A warehouse at the Charlton Woolen Mill was completely destroyed after a recent five-alarm fire. The warehouse is part of a mill complex in Charlton. The fire has been ruled as an accident, according to the Boston Globe.
The fire started in one of the five businesses that rent garage space in that building. It was reportedly caused by a work lamp that was left in one of the garages. Officials have not been able to figure out if it was just placed too close to specific combustibles or if the lamp somehow malfunctioned. Firefighters from 20 towns came to the scene to help to put out the blaze. It took response teams about two hours to get it under control. Six firefighters were injured.
Our Charlton workers’ compensation lawyers understand that fires and explosions are a serious threat to virtually all workplaces and all industries. These kinds of accidents can start from something as simple as a lamp, like the one at the Charlton Woolen Mill did. It’s critical for employers to have proper evacuation plans, to make sure that fire exits aren’t blocked, to work to prevent these kinds of accidents and to make sure that employees know how to react to one of these emergencies.
According to the Bureau of Labor Statistics (BLS), the number of explosion-related work fatalities increased significantly from 2009 to 2010, going from only 115 to nearly 200. There was also an increase in the number of work fatalities resulting from fires, going from about 55 to about 110.
Fires and explosions actually account for about 5 percent of workplace deaths. Many of these accidents and these fatalities can be avoided. There are simple safety precautions that employers should take to help to stop these kinds of accidents before they happen. Some of the best ways to head them off is by following specific standards for record-keeping, gear certification and various preventative measures.
Employers should make sure that all employees are properly trained to deal with fire hazards and on what to do in the event of an emergency. Make sure you have a fire evacuation plan and that everyone knows how to escape. If you expect your employees to use any kind of firefighting equipment, make sure they’re trained properly on how to do so.
Each workplace is to have suitably located emergency exits so that everyone can get out quickly. These exits are never to be blocked or locked when workers are inside and they must also be marked with the proper signs.
How to develop and emergency action plan:
-Make sure employees know evacuation routes and other procedures to follow.

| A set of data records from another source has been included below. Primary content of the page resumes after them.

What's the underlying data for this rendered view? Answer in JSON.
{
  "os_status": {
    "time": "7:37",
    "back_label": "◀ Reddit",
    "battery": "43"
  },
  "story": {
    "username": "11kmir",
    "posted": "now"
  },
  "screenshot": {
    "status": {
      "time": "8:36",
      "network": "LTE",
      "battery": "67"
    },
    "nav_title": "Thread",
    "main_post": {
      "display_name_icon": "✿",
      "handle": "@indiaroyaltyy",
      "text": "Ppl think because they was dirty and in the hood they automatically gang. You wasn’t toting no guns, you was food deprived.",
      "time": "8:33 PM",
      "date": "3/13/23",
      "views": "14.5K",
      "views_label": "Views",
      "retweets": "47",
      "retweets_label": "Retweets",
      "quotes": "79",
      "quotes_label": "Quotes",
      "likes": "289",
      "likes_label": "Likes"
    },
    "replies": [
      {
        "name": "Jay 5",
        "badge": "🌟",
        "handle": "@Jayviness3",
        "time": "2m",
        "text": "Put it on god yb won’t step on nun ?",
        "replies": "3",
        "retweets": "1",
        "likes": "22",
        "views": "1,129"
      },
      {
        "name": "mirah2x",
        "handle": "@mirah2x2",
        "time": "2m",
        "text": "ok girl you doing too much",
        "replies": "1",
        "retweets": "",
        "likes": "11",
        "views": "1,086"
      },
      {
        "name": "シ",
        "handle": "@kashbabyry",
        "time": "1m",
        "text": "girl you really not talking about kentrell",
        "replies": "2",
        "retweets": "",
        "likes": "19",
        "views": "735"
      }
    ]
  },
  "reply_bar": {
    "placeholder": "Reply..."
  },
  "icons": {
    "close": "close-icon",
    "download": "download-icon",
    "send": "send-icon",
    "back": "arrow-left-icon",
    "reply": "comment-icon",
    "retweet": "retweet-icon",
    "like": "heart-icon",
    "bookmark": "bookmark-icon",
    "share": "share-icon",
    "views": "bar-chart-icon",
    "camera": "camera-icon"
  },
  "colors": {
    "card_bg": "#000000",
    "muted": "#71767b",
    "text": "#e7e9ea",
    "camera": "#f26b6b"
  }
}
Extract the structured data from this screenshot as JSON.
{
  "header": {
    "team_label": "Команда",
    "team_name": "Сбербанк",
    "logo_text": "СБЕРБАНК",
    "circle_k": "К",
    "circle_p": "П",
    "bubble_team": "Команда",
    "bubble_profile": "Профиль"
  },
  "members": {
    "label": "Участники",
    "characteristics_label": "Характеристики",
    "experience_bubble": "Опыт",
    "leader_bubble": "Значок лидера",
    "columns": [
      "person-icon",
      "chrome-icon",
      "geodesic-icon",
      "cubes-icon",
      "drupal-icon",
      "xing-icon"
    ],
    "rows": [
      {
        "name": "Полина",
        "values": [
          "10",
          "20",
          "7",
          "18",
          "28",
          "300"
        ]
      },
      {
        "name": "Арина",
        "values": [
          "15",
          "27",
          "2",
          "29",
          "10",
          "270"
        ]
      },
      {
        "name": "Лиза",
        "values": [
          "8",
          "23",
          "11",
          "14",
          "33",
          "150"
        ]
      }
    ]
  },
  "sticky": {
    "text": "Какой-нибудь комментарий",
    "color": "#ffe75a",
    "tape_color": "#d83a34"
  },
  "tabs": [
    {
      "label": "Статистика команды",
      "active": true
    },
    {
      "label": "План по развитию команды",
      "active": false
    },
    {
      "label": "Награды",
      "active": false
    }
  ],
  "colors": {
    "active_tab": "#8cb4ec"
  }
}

-Count all employees once evacuation is complete.
-Remain available for employee review.
-Address evacuation procedures for disabled workers.
-Address evacuation plans for workers who are in charge of staying behind and shutting down critical plant equipment.
-Determine the best way to alert employees of a fire emergency.
-Make sure that the employee alarm system can be heard throughout the entire workplace.
The Boston workers’ compensation lawyers at the Law Offices of Jeffrey S. Glassman, LLC can be reached at 1-877-617-5333.
More Blog Entries:
Sleep: Important in Preventing Work Accidents in Boston, Massachusetts Workers’ Compensation Lawyers Blog, July 17, 2012
BP Settles for Nearly $15 Million in Safety and Health Fines, Massachusetts Workers’ Compensation Lawyers Blog, July 13, 2012